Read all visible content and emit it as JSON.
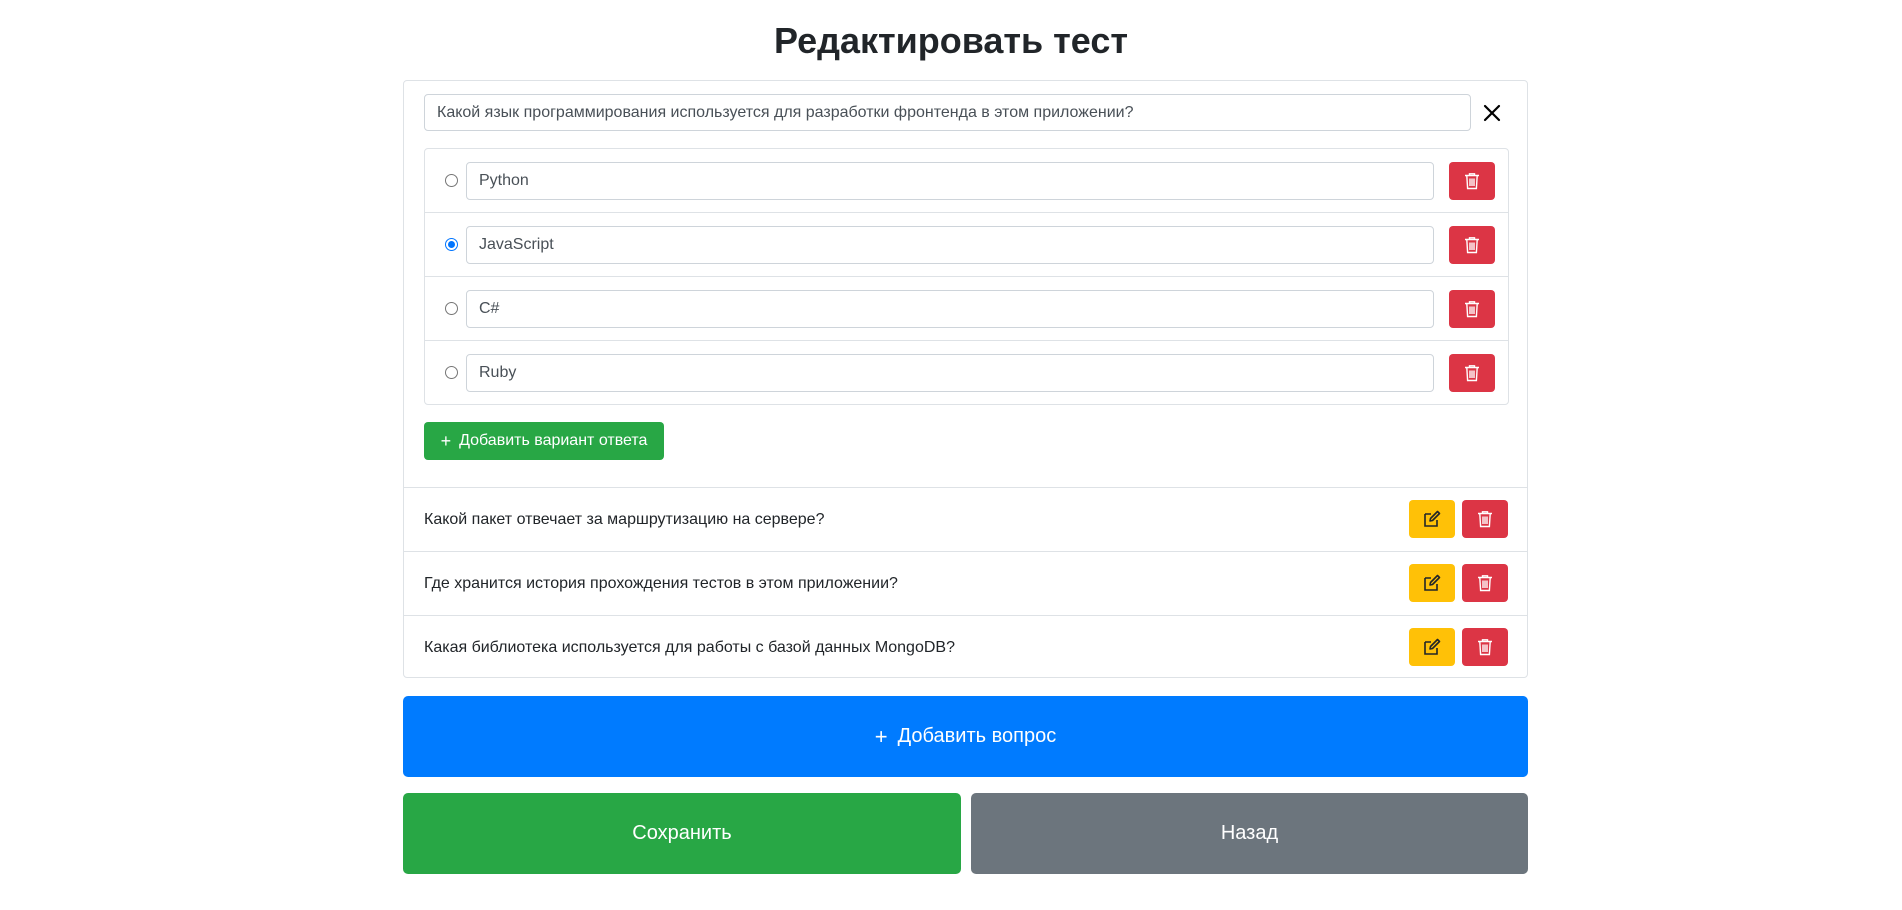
{
  "page": {
    "title": "Редактировать тест"
  },
  "editing_question": {
    "text": "Какой язык программирования используется для разработки фронтенда в этом приложении?",
    "answers": [
      {
        "text": "Python",
        "selected": false
      },
      {
        "text": "JavaScript",
        "selected": true
      },
      {
        "text": "C#",
        "selected": false
      },
      {
        "text": "Ruby",
        "selected": false
      }
    ],
    "add_answer_label": "Добавить вариант ответа"
  },
  "questions": [
    {
      "text": "Какой пакет отвечает за маршрутизацию на сервере?"
    },
    {
      "text": "Где хранится история прохождения тестов в этом приложении?"
    },
    {
      "text": "Какая библиотека используется для работы с базой данных MongoDB?"
    }
  ],
  "actions": {
    "add_question_label": "Добавить вопрос",
    "save_label": "Сохранить",
    "back_label": "Назад"
  },
  "icons": {
    "close": "close-icon",
    "trash": "trash-icon",
    "edit": "edit-icon",
    "plus": "plus-icon"
  },
  "colors": {
    "primary": "#007bff",
    "success": "#28a745",
    "danger": "#dc3545",
    "warning": "#ffc107",
    "secondary": "#6c757d"
  }
}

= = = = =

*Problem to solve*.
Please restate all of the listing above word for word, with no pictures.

*Answer space*.
Read all visible content and emit it as JSON.
{
  "page": {
    "title": "Редактировать тест"
  },
  "editing_question": {
    "text": "Какой язык программирования используется для разработки фронтенда в этом приложении?",
    "answers": [
      {
        "text": "Python",
        "selected": false
      },
      {
        "text": "JavaScript",
        "selected": true
      },
      {
        "text": "C#",
        "selected": false
      },
      {
        "text": "Ruby",
        "selected": false
      }
    ],
    "add_answer_label": "Добавить вариант ответа"
  },
  "questions": [
    {
      "text": "Какой пакет отвечает за маршрутизацию на сервере?"
    },
    {
      "text": "Где хранится история прохождения тестов в этом приложении?"
    },
    {
      "text": "Какая библиотека используется для работы с базой данных MongoDB?"
    }
  ],
  "actions": {
    "add_question_label": "Добавить вопрос",
    "save_label": "Сохранить",
    "back_label": "Назад"
  },
  "icons": {
    "close": "close-icon",
    "trash": "trash-icon",
    "edit": "edit-icon",
    "plus": "plus-icon"
  },
  "colors": {
    "primary": "#007bff",
    "success": "#28a745",
    "danger": "#dc3545",
    "warning": "#ffc107",
    "secondary": "#6c757d"
  }
}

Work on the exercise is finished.